Appendix A. Norming Study for Picture Selection Task

Fill in the blanks with either ser or estar.

  • 1. La sirenita ___ linda
  • 2. Juanito ___ listo
  • 3. Lola, la jirafa ___ alta
  • 4. La comida ___ caliente
  • 5. La pulgarcita ___ bajita
  • 6. La niña ___ rubia
  • 7. El plátano ___ Amarillo
  • 8. El plato ___ vacío
  • 9. La cebra ___ rayada
  • 10. El tomate ___ rojo
  • 11. La película ___ buena
  • 12. Pedro ___ cansado

Appendix B. Items for the PST


Cuban group

Chilean group

Experimental items

¿Cuál sirenita está linda?
¿Cuál jirafa está alta?
¿Cuál pulgarcita está bajita? ¿Cuál niña está rubia? (Control)

¿Cuál cebra está rayada?
¿Cuál jirafa está alta?
¿Cuál pulgarcita está bajita?
¿Cuál tomate está rojo?
¿Cuál niña está rubia? (Control)


¿Cuál televisor tiene una silla?
¿Cuál maleta tiene un barco?
¿Cuál botella tiene una revista?
¿En cuál taza hay un plato?
¿En cuál carro hay una bicicleta?
¿Cuál jirafa patea a la mujer?
¿En cuál mesa hay un camión?
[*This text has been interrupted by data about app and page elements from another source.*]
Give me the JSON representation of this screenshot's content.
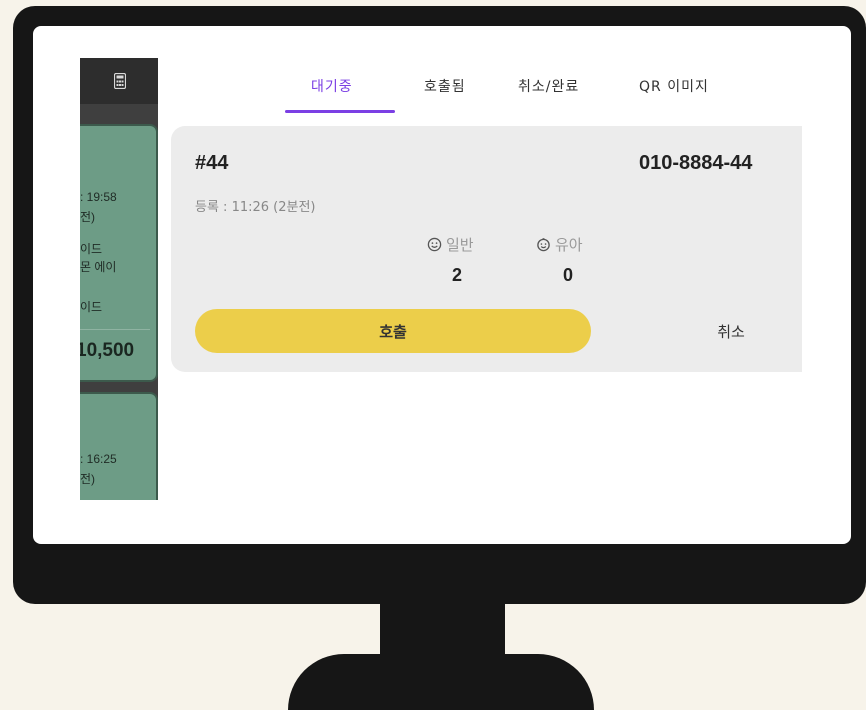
{
  "sidebar": {
    "card1": {
      "time": ": 19:58",
      "ago": "전)",
      "line1": "이드",
      "line2": "몬 에이",
      "line3": "이드",
      "price": "10,500"
    },
    "card2": {
      "time": ": 16:25",
      "ago": "전)"
    }
  },
  "tabs": [
    {
      "label": "대기중",
      "active": true
    },
    {
      "label": "호출됨",
      "active": false
    },
    {
      "label": "취소/완료",
      "active": false
    },
    {
      "label": "QR 이미지",
      "active": false
    }
  ],
  "waiting": {
    "number": "#44",
    "phone": "010-8884-44",
    "registered": "등록 : 11:26 (2분전)",
    "general_label": "일반",
    "general_count": "2",
    "infant_label": "유아",
    "infant_count": "0",
    "call_label": "호출",
    "cancel_label": "취소"
  },
  "colors": {
    "accent": "#7b3fe4",
    "call_button": "#ecce4a",
    "sidebar_card": "#6d9c86",
    "monitor": "#161616"
  }
}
¿Cuál silla está sobre un televisor?
¿Cuál barco está sobre una maleta?
¿Cuál revista está sobre una botella?
¿Cuál sombrero tiene un zapato?
¿En cuál taza hay un plato?
¿En cuál auto hay una bicicleta?
¿Cuál jirafa patea a la mujer?
¿En cuál mesa hay un camión?

Appendix C. Items for the Acceptability Task
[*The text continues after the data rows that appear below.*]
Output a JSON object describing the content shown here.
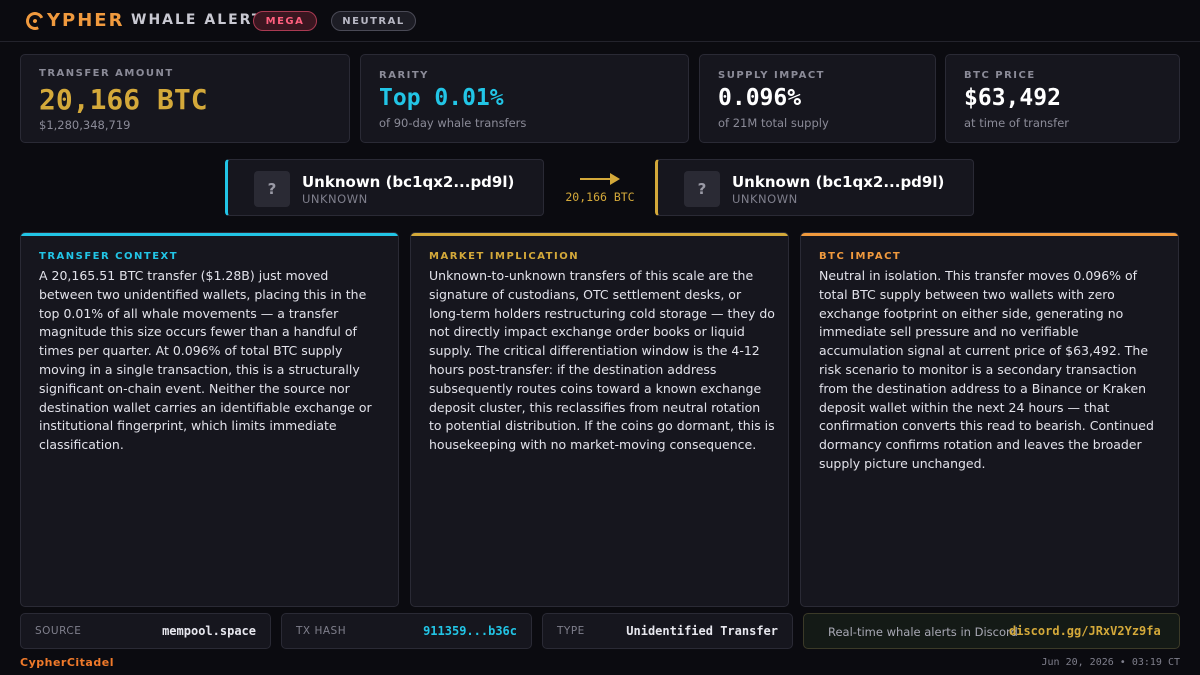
{
  "header": {
    "logo_letters": "YPHER",
    "title": "WHALE ALERT",
    "badges": [
      "MEGA",
      "NEUTRAL"
    ],
    "accent_color": "#f09a3e"
  },
  "stats": [
    {
      "label": "TRANSFER AMOUNT",
      "value": "20,166 BTC",
      "sub": "$1,280,348,719",
      "color": "#d4a93a"
    },
    {
      "label": "RARITY",
      "value": "Top 0.01%",
      "sub": "of 90-day whale transfers",
      "color": "#22c5e6"
    },
    {
      "label": "SUPPLY IMPACT",
      "value": "0.096%",
      "sub": "of 21M total supply",
      "color": "#ffffff"
    },
    {
      "label": "BTC PRICE",
      "value": "$63,492",
      "sub": "at time of transfer",
      "color": "#ffffff"
    }
  ],
  "flow": {
    "from": {
      "name": "Unknown (bc1qx2...pd9l)",
      "type": "UNKNOWN",
      "icon": "?"
    },
    "to": {
      "name": "Unknown (bc1qx2...pd9l)",
      "type": "UNKNOWN",
      "icon": "?"
    },
    "amount": "20,166 BTC"
  },
  "panels": [
    {
      "title": "TRANSFER CONTEXT",
      "color": "#22c5e6",
      "body": "A 20,165.51 BTC transfer ($1.28B) just moved between two unidentified wallets, placing this in the top 0.01% of all whale movements — a transfer magnitude this size occurs fewer than a handful of times per quarter. At 0.096% of total BTC supply moving in a single transaction, this is a structurally significant on-chain event. Neither the source nor destination wallet carries an identifiable exchange or institutional fingerprint, which limits immediate classification."
    },
    {
      "title": "MARKET IMPLICATION",
      "color": "#d4a93a",
      "body": "Unknown-to-unknown transfers of this scale are the signature of custodians, OTC settlement desks, or long-term holders restructuring cold storage — they do not directly impact exchange order books or liquid supply. The critical differentiation window is the 4-12 hours post-transfer: if the destination address subsequently routes coins toward a known exchange deposit cluster, this reclassifies from neutral rotation to potential distribution. If the coins go dormant, this is housekeeping with no market-moving consequence."
    },
    {
      "title": "BTC IMPACT",
      "color": "#f09a3e",
      "body": "Neutral in isolation. This transfer moves 0.096% of total BTC supply between two wallets with zero exchange footprint on either side, generating no immediate sell pressure and no verifiable accumulation signal at current price of $63,492. The risk scenario to monitor is a secondary transaction from the destination address to a Binance or Kraken deposit wallet within the next 24 hours — that confirmation converts this read to bearish. Continued dormancy confirms rotation and leaves the broader supply picture unchanged."
    }
  ],
  "footer": {
    "source_label": "SOURCE",
    "source_value": "mempool.space",
    "hash_label": "TX HASH",
    "hash_value": "911359...b36c",
    "type_label": "TYPE",
    "type_value": "Unidentified Transfer",
    "discord_text": "Real-time whale alerts in Discord",
    "discord_link": "discord.gg/JRxV2Yz9fa",
    "brand": "CypherCitadel",
    "date": "Jun 20, 2026 • 03:19 CT"
  }
}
Chilean group

Condition 1
Polysemic Free

La radio es/está buena.
El perro de Juan es/está listo.
El gato es/está vivo.
La lavadora es/está mala.

Condition 2
'De Complement
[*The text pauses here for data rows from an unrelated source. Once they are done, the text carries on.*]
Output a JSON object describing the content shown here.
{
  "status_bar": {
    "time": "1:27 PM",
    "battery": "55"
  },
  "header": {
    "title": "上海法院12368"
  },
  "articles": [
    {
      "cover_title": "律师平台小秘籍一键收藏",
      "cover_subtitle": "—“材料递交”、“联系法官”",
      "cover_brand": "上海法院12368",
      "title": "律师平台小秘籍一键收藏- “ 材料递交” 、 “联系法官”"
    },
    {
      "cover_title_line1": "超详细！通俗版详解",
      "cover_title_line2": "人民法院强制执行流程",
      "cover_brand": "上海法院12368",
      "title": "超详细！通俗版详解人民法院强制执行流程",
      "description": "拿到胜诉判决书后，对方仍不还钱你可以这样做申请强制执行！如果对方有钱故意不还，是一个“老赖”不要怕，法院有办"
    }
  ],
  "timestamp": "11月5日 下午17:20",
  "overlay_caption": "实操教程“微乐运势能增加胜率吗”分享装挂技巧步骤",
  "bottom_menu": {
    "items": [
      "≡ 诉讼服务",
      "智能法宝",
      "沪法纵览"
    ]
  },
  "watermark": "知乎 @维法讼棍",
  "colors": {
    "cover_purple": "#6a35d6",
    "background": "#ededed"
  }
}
Pedro *es/está mal de la barriga.
Juan *es/está aburrido de ver televisión.
Pepa *es/está orgullosa de sus hijas.
Luis *es/está muerto de hambre..

Condition 3
Context Only

María es/está muy callada.
Pepa es/está blanca.
Claudia es/está colorada.
Los ojos de Juan son/están rojos.

Appendix D.General empirical model for the probability that adults and children answer correctly in the AT

(1) Prob (correct | adult) = 1+ b1 Ex design + b2 (other factors)+e1 (adults)

(2) Prob (correct | child)= a + b1 Ex design + b2 (other factors) + e2(children)

(3) Prob (correct | Adult) Prob (correct| child) = 1-a + (b1 Ex design -b1 Ex design) + (b2 (other factors) - b2 (other factors)) + e1-e2 = 1 - a + e3 (adults- children)